Who and what our community is grateful for during the good, the bad and the migraine
Living with migraine presents many challenges. We often need support from others to lighten our load. It only takes a small gesture to bring welcomed relief, and it’s those moments that lift our spirit and give us the strength to keep going. Knowing who or what we can turn can make all the difference.
We asked the members of our Move Against Migraine Facebook support group: Who or what are you most grateful for as you navigate migraine? Here’s what they shared with us:
Our community expressed gratefulness for supportive partners more than anyone else.
“My spouse is understanding and never asks ‘why’ I can’t do something if I have a migraine,” says MAM member Alyssa. “He only wants to know how he can help.”
Migraine is hard on relationships. Supportive partners are a valuable resource in the fight against migraine. They care for us during attacks, accompany us to doctor appointments, pick up the slack, run interference for us, and give us encouragement when migraine affects our mood and motivation.
“I am grateful for my amazing husband who is incredibly patient with me and takes wonderful care of me through my migraines, but is also my second brain that helps me figure out what the doctor is saying and making sure I remember my meds, etc.,” says MAM member Jenni.
Because our partners are an essential part of our support team, it’s important that we keep the lines of communication open. Check out our tips for talking about migraine with your partner.
Understanding Friends and Family
It’s helpful to have more than one person in our support network. People who understand can be a great source of support. While none can take away the pain of migraine, all can be a source of comfort and strength.
Our community members expressed gratefulness for those who believed them, validated their experiences, offered practical support and words of encouragement. Several MAM members specifically mentioned their mothers as being especially supportive in their lives.
“[My mom] never once doubted me even when everything was still so invisible to everyone else,” says MAM member Stephanie. “I don’t know where I would be without her love and support.”
“She validated me and allowed me to know this was something I could go down a treatment path for.”
MAM member Jessica echoes these sentiments.
“[My mom] has always been there,” she says. “From the time I was a small child…She always understood because she had them too but she never let it show. She is the strongest warrior I know. I’m so blessed to have her.”
Many people living with migraine hesitate to disclose that they have migraine. This leads to feelings of isolation. Online support communities offer the opportunity to meet other patients, share experiences, access new information and build relationships with those who understand.
Our group members, such as Maria, explain it best.
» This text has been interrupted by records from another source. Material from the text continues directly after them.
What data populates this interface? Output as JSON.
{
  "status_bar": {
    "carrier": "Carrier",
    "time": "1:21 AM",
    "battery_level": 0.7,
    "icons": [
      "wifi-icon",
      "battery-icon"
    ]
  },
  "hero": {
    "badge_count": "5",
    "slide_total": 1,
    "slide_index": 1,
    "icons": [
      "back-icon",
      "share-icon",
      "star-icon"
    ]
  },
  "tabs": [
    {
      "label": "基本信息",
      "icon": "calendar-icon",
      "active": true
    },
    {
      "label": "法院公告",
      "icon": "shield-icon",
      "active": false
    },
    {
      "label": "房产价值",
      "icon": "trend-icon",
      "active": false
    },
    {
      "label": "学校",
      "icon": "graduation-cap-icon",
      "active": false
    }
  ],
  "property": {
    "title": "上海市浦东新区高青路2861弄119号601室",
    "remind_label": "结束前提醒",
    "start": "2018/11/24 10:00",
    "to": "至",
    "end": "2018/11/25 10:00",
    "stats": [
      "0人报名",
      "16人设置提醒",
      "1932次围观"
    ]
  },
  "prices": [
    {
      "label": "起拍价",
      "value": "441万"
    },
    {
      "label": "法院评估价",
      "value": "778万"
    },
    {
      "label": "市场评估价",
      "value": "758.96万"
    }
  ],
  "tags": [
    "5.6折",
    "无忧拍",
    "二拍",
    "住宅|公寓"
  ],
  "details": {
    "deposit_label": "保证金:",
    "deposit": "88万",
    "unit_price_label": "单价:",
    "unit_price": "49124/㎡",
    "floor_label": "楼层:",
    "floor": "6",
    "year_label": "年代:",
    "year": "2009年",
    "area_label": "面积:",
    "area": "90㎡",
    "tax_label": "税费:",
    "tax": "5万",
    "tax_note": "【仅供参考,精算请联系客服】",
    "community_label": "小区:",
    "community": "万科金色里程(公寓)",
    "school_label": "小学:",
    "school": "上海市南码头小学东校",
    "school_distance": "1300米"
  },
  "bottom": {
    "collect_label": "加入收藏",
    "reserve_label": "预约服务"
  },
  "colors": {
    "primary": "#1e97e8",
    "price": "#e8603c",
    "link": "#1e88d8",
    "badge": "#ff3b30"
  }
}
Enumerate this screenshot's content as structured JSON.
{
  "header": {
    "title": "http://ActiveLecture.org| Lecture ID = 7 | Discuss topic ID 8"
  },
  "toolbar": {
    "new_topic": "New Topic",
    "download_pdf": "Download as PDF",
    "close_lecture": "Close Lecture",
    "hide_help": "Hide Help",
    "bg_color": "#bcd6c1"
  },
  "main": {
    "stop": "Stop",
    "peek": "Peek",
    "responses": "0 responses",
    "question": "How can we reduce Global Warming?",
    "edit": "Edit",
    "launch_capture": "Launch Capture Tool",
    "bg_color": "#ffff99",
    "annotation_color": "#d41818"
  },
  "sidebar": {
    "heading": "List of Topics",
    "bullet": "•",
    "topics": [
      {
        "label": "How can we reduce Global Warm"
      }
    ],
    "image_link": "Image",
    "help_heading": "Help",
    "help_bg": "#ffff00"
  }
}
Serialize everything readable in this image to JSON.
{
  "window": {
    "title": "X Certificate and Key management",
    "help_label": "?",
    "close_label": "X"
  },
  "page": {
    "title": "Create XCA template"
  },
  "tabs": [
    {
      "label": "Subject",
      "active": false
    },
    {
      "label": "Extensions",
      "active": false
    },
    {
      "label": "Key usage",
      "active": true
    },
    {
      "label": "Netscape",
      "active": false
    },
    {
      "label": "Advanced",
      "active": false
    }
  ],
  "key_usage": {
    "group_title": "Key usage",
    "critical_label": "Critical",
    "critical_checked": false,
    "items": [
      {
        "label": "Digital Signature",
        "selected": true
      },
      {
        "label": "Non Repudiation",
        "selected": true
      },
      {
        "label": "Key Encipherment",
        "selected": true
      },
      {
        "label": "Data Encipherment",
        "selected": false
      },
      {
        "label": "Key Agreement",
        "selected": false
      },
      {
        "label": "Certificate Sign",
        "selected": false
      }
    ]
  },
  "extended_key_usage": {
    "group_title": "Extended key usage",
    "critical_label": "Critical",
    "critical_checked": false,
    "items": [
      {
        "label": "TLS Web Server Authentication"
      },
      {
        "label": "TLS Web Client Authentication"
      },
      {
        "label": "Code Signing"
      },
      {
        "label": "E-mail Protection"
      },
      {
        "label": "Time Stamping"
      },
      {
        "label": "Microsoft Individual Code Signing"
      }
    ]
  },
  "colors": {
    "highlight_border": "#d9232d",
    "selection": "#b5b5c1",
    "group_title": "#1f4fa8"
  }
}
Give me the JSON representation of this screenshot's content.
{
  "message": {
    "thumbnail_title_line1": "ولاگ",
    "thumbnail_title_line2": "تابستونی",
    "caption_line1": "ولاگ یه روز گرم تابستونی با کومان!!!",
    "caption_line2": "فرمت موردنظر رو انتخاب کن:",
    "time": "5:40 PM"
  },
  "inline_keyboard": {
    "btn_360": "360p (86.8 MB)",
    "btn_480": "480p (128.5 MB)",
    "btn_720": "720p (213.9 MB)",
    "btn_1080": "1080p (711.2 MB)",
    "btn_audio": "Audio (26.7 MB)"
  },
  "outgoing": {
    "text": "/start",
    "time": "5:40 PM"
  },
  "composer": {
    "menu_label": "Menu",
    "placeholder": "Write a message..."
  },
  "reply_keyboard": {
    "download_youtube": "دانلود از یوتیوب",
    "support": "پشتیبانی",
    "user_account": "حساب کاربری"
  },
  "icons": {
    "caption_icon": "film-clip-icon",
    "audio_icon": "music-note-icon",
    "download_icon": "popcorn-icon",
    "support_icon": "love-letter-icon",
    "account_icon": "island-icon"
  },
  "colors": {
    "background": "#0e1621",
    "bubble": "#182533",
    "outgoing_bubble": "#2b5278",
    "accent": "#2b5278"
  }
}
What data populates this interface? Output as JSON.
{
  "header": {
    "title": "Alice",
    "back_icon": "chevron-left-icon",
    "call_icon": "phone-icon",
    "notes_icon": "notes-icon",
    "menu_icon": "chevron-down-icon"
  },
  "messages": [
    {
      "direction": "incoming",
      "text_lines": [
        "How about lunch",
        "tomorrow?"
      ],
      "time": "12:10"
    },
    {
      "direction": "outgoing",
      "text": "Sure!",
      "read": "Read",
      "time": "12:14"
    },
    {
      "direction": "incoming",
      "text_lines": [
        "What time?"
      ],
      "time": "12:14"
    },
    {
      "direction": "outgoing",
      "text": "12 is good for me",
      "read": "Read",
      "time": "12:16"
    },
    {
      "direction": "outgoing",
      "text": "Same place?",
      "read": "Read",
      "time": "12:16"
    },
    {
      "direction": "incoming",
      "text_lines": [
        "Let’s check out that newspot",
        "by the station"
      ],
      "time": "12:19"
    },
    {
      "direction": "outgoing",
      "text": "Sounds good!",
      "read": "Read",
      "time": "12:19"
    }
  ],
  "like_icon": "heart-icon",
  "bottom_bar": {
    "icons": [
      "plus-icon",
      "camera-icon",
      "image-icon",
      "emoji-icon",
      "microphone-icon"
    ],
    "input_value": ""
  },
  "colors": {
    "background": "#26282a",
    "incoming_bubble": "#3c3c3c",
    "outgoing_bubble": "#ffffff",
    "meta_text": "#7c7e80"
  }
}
“I am most thankful for this group and the support of people who truly understand what we go through,” Maria says. “It has helped me tremendously. I have learned so much about symptoms and treatments. Not being alone in the actual darkest hours of life. It does not matter if you have a partner, friends, coworkers—you can still feel lonely.”
Many of our members expressed gratefulness for doctors who offered migraine education, as well as a wide variety of treatments. Working with a doctor who won’t give up is greatly appreciated. MAM member Laura is thankful for “helpful neurologists who gave me my life back…and educated me about the complexities of migraine disease,” she says.
Having a good working relationship with your doctor is essential. With just one headache specialist for every 80,000 patients, access to good quality migraine care is challenging. Use our Find a Doctor tool to locate one near you. We’ve also developed tools to help you talk to your doctor and prepare for appointments.
Effective treatments allow people with migraine to work, enjoy social activities, and fully engage in family life. Thus, our group members expressed great gratitude for them.
“I am most grateful for [CGRP-blockers],” MAM member Jane says. “[CGRP-blockers] gave me my life back. I now can do whatever I want. I hardly ever have even a mild headache!”
There’s no one treatment that works for everyone. Finding the right treatments is often a lengthy process requiring patience and perseverance. Take a look at our Guide to Understanding Migraine Medications to learn more about the many treatments for migraine.
Growing Your Support Team
Expressing what you are grateful for is a valuable tool in the fight against migraine. That doesn’t mean you don’t wish some people in your life were more supportive. Fortunately, you can do something about this. Grow your support team by starting the conversation about migraine today. Take the first step by downloading our guide on How to Support Someone with Migraine. Share it with your loved ones, friends and coworkers. You may be pleasantly surprised by their responses.